kafka-server-start config/

Step 3: ensure everything is running

You should now have zookeeper listening to localhost:2181 and a single kafka broker on localhost:6667.

Quick Start (Single mode)

Create a topic

We only have one broker, so we create a topic with no replication factor and just one partition:

kafka-topics --zookeeper localhost:2181 \
    --create \
    --replication-factor 1 \
    --partitions 1 \
    --topic test-topic

Check your topic:

kafka-topics --zookeeper localhost:2181 --list 

kafka-topics --zookeeper localhost:2181 --describe --topic test-topic
Topic:test-topic    PartitionCount:1    ReplicationFactor:1 Configs:
Topic: test-topic   Partition: 0    Leader: 0   Replicas: 0 Isr: 0

send and receive messages

Launch a consumer:

kafka-console-consumer --bootstrap-server localhost:9092 --topic test-topic

On another terminal, launch a producer and send some messages. By default, the tool send each line as a separate message to the broker, without special encoding. Write some lines and exit with CTRL+D or CTRL+C:

kafka-console-producer --broker-list localhost:9092 --topic test-topic   
a message
another message

The messages should appear in the consumer therminal.

Stop kafka


Cluster mode

Start a multi-broker cluster

The above examples use only one broker. To setup a real cluster, we just need to start more than one kafka server. They will automatically coordinate themselves.

Step 1: to avoid collision, we create a file for each broker and change the id, port and logfile configuration properties.


cp config/ config/
cp config/ config/

Edit properties for each file, for example:

vim config/

vim config/

Step 2: start the three brokers:

kafka-server-start config/ &
kafka-server-start config/ &
kafka-server-start config/ &

Create a replicated topic

kafka-topics --zookeeper localhost:2181 --create --replication-factor 3 --partitions 1 --topic replicated-topic

kafka-topics --zookeeper localhost:2181 --describe --topic replicated-topic
Topic:replicated-topic  PartitionCount:1    ReplicationFactor:3 Configs:
Topic: replicated-topic Partition: 0    Leader: 1   Replicas: 1,2,0 Isr: 1,2,0

This time, there are more information:

  • "leader" is the node responsible for all reads and writes for the given partition. Each node will be the leader for a randomly selected portion of the partitions.
  • "replicas" is the list of nodes that replicate the log for this partition regardless of whether they are the leader or even if they are currently alive.
  • "isr" is the set of "in-sync" replicas.

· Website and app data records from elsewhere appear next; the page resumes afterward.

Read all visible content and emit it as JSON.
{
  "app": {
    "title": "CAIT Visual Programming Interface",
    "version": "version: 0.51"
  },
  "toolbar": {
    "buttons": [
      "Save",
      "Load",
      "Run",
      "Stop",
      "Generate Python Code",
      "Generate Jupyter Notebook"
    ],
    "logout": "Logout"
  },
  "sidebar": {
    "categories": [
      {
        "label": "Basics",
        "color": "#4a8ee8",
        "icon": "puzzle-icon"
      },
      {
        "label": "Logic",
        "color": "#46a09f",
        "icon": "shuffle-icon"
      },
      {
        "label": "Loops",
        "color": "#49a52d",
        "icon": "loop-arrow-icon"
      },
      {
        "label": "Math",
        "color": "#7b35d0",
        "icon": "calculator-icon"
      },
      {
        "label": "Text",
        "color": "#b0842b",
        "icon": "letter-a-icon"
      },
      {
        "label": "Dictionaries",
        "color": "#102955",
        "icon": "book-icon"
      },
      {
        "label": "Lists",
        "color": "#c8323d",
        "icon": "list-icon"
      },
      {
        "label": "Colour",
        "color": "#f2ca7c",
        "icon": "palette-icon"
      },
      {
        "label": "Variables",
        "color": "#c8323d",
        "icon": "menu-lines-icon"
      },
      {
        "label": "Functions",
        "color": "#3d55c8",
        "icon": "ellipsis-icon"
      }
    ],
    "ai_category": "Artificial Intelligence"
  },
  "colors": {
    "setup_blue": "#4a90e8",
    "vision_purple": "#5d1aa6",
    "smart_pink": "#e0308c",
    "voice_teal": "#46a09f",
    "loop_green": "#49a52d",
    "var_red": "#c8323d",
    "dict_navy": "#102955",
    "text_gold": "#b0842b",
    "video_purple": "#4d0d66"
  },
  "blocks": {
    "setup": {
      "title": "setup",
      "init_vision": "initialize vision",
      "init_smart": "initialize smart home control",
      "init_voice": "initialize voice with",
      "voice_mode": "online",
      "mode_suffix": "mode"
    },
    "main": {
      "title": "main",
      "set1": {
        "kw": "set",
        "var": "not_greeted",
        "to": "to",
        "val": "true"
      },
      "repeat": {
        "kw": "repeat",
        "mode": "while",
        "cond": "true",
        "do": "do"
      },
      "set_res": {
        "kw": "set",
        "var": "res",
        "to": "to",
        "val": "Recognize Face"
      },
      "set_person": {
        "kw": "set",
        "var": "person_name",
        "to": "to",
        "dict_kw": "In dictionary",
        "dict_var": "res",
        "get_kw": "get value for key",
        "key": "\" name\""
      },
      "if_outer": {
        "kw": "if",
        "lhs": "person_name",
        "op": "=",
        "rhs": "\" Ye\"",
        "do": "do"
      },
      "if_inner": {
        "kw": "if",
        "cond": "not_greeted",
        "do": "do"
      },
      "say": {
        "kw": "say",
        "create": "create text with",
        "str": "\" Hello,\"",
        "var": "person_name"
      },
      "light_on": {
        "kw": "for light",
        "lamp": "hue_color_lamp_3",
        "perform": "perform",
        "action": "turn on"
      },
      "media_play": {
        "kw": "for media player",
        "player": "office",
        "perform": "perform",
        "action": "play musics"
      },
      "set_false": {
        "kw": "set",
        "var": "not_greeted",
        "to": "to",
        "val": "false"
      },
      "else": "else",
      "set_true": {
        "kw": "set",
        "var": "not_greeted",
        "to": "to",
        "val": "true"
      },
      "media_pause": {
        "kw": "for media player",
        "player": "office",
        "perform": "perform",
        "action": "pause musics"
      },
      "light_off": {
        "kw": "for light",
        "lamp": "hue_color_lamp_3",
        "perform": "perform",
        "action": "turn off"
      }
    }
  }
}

This is the subset of the replicas list that is currently alive and caught-up to the leader.

Note that the previously created topic is left unchanged.

Test fault tolerance

Publish some message to the new topic:

kafka-console-producer --broker-list localhost:9092 --topic replicated-topic
hello 1
hello 2

Kill the leader (1 in our example).

On Linux:

ps aux | grep
kill -9 <PID>

On Windows:

wmic process get processid,caption,commandline | find "java.exe" | find "" 
taskkill /pid <PID> /f

See what happened:

kafka-topics --zookeeper localhost:2181  --describe --topic replicated-topic
Topic:replicated-topic  PartitionCount:1    ReplicationFactor:3 Configs:
Topic: replicated-topic Partition: 0    Leader: 2   Replicas: 1,2,0 Isr: 2,0

The leadership has switched to broker 2 and "1" in not in-sync anymore. But the messages are still there (use the consumer to check out by yourself).


Delete the two topics using:

kafka-topics --zookeeper localhost:2181 --delete --topic test-topic
kafka-topics --zookeeper localhost:2181 --delete --topic replicated-topic